Mazarin continued Richelieu's anti-Habsburg policy and laid the foundation for Louis XIV's expansionism. The victories of Condé and Turenne brought the French party to the bargaining table at the conclusion of the Thirty Years War with the Treaty of Munster and Treaty of Osnabrück (Treaty of Westphalia), in which Mazarin's policies were French rather than Catholic and brought Alsace (though not Strasbourg) to France; he settled Protestant princes in secularized bishoprics and abbacies in reward for their political opposition to Austria. In 1658 he formed the League of the Rhine, which was designed to check the House of Austria in central Germany. In 1659 he made peace with Habsburg Spain in the Peace of the Pyrenees, which added to French territory Roussillon and Cerdagne in the far south and part of the Low Countries.
Towards Protestantism at home, Mazarin pursued a policy of promises and calculated delay to defuse the armed insurrection of the Ardèche (1653) for example, and keep the Huguenots disarmed: for six years they believed themselves to be on the eve of recovering the protections of the Edict of Nantes: in the end they obtained nothing.

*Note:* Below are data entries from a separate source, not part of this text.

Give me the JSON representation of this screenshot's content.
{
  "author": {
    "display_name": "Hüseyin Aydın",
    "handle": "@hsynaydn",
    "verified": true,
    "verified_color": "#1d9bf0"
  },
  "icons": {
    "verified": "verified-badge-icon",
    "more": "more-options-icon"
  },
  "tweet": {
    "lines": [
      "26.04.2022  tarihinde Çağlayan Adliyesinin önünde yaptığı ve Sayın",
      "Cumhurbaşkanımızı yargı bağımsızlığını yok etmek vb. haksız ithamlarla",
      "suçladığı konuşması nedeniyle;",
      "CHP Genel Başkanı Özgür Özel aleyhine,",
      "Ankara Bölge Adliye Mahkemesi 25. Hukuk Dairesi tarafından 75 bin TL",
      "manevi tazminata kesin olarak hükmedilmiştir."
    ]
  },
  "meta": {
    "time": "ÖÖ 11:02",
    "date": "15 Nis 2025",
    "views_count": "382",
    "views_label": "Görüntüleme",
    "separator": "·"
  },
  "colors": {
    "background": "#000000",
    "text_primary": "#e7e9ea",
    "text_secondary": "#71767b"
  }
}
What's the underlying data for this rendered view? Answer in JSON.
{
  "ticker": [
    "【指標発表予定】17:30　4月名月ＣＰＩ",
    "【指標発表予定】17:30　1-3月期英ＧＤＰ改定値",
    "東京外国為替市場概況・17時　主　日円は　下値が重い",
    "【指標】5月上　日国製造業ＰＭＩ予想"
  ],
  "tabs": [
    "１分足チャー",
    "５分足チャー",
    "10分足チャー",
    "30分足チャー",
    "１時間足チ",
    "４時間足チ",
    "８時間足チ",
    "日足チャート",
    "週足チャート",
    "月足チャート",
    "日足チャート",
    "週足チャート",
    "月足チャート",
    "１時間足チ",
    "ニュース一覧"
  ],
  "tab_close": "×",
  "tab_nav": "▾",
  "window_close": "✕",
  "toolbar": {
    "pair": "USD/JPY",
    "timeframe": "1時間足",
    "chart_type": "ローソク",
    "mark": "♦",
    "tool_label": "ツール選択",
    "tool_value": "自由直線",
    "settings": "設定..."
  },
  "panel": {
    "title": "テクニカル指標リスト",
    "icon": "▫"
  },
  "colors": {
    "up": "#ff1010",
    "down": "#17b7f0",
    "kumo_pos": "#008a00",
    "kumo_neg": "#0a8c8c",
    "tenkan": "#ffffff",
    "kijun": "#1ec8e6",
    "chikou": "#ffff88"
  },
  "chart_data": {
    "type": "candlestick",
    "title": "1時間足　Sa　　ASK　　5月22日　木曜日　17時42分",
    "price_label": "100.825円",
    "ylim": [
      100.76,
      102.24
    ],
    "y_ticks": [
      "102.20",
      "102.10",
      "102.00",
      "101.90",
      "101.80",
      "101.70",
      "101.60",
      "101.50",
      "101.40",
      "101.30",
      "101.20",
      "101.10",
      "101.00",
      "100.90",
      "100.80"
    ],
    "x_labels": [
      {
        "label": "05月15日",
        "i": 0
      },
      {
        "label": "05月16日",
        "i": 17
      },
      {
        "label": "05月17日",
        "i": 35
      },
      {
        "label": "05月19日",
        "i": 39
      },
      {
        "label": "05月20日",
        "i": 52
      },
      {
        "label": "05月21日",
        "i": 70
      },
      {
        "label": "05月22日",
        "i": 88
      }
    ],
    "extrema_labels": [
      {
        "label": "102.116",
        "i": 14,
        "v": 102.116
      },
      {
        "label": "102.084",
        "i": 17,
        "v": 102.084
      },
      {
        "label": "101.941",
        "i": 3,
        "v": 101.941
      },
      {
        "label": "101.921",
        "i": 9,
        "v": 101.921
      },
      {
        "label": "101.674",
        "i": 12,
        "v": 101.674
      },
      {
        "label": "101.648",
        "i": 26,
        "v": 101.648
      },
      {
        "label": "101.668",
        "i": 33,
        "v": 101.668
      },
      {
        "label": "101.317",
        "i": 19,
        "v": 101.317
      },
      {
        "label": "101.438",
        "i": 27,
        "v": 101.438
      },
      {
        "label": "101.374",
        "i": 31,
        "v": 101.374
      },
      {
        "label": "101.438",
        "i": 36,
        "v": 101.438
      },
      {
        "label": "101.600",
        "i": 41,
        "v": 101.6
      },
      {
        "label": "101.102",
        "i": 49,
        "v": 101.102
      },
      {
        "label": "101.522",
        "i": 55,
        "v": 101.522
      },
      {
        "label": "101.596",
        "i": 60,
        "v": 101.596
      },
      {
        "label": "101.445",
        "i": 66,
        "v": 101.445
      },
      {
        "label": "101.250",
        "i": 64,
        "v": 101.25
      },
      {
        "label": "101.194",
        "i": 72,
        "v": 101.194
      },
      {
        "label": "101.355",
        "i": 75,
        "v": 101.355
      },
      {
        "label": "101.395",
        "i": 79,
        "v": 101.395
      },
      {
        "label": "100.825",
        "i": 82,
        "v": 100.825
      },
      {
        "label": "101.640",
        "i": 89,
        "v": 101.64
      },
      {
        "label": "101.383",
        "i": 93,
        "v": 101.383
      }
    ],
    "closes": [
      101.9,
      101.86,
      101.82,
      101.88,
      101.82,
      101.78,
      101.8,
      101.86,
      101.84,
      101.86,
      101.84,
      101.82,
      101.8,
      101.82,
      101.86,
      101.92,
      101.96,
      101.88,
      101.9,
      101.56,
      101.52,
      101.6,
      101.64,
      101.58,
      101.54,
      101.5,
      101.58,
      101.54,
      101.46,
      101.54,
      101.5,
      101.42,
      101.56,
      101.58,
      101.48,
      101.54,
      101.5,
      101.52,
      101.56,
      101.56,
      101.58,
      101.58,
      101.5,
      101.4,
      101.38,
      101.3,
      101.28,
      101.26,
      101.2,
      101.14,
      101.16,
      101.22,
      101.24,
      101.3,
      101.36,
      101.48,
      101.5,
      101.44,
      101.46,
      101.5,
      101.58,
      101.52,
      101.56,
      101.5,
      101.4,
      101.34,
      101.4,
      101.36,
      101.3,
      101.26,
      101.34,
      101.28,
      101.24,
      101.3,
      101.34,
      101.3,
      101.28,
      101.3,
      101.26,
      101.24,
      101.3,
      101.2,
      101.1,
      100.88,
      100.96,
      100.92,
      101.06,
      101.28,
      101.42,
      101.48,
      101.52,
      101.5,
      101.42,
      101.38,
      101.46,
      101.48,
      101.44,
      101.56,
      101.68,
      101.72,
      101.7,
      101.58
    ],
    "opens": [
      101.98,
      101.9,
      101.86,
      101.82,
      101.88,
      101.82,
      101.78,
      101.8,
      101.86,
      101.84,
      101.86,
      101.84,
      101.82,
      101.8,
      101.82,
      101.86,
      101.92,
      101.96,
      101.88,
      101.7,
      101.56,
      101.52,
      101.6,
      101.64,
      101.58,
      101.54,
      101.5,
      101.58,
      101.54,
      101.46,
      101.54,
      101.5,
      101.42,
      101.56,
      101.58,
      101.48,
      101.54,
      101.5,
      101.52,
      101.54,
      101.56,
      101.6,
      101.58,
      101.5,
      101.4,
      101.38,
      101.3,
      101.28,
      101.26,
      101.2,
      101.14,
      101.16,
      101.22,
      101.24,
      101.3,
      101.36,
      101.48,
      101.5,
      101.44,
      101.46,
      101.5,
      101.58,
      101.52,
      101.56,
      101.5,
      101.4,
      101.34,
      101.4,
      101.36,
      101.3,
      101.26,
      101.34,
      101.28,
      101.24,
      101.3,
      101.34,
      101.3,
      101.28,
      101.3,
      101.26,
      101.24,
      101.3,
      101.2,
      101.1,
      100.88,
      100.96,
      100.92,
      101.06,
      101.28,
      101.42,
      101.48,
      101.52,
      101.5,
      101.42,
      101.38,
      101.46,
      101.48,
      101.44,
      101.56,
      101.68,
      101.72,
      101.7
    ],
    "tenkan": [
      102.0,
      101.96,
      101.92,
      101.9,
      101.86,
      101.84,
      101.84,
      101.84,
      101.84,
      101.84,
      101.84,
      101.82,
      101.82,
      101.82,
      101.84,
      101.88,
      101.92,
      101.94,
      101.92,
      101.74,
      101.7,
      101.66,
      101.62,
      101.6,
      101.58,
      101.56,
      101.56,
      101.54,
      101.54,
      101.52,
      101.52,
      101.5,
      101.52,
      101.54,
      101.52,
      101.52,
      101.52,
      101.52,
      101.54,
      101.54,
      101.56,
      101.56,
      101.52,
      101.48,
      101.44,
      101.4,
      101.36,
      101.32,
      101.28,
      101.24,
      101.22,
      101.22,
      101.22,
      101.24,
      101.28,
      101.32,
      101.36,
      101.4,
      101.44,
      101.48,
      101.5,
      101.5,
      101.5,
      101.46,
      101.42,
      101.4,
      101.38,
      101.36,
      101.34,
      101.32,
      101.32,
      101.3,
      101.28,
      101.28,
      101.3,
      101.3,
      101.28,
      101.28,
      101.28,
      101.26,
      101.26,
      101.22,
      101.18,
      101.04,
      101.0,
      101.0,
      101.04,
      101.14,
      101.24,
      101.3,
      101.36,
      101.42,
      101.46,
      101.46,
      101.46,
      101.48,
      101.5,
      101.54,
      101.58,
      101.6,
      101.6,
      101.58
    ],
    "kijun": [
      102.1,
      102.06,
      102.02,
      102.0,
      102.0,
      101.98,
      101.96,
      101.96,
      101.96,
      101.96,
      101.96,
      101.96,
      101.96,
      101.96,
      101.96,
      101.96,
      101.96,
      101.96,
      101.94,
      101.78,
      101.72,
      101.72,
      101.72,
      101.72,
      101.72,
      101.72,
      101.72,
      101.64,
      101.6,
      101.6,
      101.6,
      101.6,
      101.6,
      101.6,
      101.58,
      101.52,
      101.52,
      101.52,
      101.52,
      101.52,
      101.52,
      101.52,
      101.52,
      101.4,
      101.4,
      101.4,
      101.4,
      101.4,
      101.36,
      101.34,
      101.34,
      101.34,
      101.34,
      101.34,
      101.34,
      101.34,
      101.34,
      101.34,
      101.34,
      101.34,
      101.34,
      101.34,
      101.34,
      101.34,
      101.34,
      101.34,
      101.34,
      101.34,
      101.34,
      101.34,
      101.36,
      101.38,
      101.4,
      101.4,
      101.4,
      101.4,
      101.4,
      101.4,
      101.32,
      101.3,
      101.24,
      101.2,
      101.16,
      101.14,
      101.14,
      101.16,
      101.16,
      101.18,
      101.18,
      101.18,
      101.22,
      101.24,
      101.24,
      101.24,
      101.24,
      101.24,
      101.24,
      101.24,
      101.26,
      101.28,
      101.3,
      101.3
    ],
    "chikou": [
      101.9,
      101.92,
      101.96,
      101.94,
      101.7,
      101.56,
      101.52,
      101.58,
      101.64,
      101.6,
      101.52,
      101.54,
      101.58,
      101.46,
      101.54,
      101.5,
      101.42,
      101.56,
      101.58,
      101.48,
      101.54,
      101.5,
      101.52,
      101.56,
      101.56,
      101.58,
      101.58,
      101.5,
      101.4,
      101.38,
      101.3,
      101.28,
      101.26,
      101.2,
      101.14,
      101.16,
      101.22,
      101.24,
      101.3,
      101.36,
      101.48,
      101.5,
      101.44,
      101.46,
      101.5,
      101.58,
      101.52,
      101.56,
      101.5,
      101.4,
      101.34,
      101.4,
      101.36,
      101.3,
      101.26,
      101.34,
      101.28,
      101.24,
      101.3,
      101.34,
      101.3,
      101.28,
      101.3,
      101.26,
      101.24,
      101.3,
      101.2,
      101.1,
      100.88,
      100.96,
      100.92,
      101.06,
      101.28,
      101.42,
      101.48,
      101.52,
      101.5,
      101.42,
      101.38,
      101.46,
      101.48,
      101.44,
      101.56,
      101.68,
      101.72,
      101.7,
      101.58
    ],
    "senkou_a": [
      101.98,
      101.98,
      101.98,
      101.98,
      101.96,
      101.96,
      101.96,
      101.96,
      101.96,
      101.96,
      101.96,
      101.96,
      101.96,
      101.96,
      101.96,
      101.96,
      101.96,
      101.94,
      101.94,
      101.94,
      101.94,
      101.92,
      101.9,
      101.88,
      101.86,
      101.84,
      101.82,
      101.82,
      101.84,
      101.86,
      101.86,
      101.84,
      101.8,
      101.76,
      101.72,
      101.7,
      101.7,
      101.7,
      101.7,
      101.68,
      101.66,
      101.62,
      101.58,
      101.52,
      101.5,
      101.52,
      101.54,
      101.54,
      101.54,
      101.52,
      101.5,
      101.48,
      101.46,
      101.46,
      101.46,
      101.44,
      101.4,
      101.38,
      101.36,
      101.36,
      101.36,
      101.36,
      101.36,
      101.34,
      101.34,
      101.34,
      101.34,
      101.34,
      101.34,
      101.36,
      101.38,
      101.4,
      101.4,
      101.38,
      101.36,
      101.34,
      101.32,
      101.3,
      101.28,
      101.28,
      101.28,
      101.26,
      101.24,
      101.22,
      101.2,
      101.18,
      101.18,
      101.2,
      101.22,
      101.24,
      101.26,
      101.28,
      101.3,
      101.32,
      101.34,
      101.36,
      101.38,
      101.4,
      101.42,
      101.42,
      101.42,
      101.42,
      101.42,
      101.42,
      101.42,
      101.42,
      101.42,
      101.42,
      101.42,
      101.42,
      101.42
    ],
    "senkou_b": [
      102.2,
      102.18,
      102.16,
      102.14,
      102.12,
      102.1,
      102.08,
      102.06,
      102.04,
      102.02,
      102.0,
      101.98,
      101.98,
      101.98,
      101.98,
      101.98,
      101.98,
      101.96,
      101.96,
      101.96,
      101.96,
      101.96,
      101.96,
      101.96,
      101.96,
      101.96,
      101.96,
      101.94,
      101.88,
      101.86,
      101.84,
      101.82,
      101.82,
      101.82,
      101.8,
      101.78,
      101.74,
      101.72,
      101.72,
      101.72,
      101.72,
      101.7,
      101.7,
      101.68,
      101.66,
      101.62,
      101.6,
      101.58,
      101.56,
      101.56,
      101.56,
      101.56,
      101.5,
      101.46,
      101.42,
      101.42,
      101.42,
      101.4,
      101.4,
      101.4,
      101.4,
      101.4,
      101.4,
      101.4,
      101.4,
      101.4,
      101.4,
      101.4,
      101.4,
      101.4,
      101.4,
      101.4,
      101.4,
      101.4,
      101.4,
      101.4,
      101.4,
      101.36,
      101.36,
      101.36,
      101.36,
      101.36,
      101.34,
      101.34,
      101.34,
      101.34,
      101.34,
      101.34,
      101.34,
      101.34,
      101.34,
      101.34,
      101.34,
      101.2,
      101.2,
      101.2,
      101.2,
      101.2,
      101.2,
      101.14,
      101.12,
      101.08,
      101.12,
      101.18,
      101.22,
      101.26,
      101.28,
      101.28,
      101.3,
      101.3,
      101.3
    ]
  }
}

Towards the pontificate of the successful Spanish candidate, Cardinal Pamphili, elected pope (15 September, 1644) as Innocent X, there was constant friction. Mazarin protected the Barberini cardinals, nephews of the late pope, and the Bull against them was voted by the Parliament of Paris "null and abusive"; France made a show of preparing to take Avignon by force, and Innocent backed down. Mazarin was more consistently an enemy of Jansenism, more for its political implications than out of theology, and on his deathbed warned young Louis "not to tolerate the Jansenist sect, not even their name."

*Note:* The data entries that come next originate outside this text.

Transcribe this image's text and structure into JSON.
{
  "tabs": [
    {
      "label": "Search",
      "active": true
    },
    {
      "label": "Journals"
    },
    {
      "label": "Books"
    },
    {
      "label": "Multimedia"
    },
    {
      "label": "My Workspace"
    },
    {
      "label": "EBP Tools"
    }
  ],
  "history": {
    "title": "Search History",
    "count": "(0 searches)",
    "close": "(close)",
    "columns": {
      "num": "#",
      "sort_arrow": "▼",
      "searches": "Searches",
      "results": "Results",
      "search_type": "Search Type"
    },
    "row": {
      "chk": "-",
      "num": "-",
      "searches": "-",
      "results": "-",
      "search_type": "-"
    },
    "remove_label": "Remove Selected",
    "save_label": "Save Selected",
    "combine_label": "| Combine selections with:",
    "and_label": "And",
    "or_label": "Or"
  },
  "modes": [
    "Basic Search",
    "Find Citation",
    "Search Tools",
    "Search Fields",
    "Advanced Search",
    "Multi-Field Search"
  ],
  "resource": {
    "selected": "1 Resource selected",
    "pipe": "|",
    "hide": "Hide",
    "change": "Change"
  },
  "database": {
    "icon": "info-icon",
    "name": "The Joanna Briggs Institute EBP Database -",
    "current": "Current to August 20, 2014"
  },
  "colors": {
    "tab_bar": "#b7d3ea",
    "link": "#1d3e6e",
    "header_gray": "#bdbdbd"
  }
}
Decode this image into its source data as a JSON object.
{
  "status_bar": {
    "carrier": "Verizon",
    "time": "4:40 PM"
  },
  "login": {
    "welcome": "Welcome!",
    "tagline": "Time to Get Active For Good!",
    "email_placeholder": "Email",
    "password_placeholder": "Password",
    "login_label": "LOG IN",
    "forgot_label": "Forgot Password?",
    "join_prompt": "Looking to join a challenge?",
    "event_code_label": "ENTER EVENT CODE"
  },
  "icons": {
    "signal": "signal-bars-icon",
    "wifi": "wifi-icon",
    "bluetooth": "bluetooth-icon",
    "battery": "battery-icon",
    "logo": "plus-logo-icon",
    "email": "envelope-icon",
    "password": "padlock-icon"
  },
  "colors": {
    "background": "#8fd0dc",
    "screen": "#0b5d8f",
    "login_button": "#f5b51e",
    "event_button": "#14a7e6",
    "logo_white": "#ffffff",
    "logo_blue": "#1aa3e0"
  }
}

Controversy over the Cardinal's policies, and the weakness of the regency, resulted in two civil wars, known as la Fronde (1648-52). Twice, in 1651 and 1652, he was driven out of the country, by the Parliamentary Fronde and the Fronde of the Nobles. The countless abusive and satirical pamphlets called Mazarinades published against him often invoked his Italian birth. In addition, the increasing authoritarian royal power of France (a process begun under Richelieu), as well as rising taxes, such as the Taille were attacked by defenders of ancient aristocratic liberties against the growing absolutism that Louis XIV was able to exploit.
Cardinal Mazarin's wealth (he collected benefices and amassed a huge fortune and a greater collection of art than the king's) and his nieces' beauty, made for notable family connections, marital and extramarital:
His niece Olympe Mancini, Countess of Soissons, was the mother of the famous Prince Eugene of Savoy.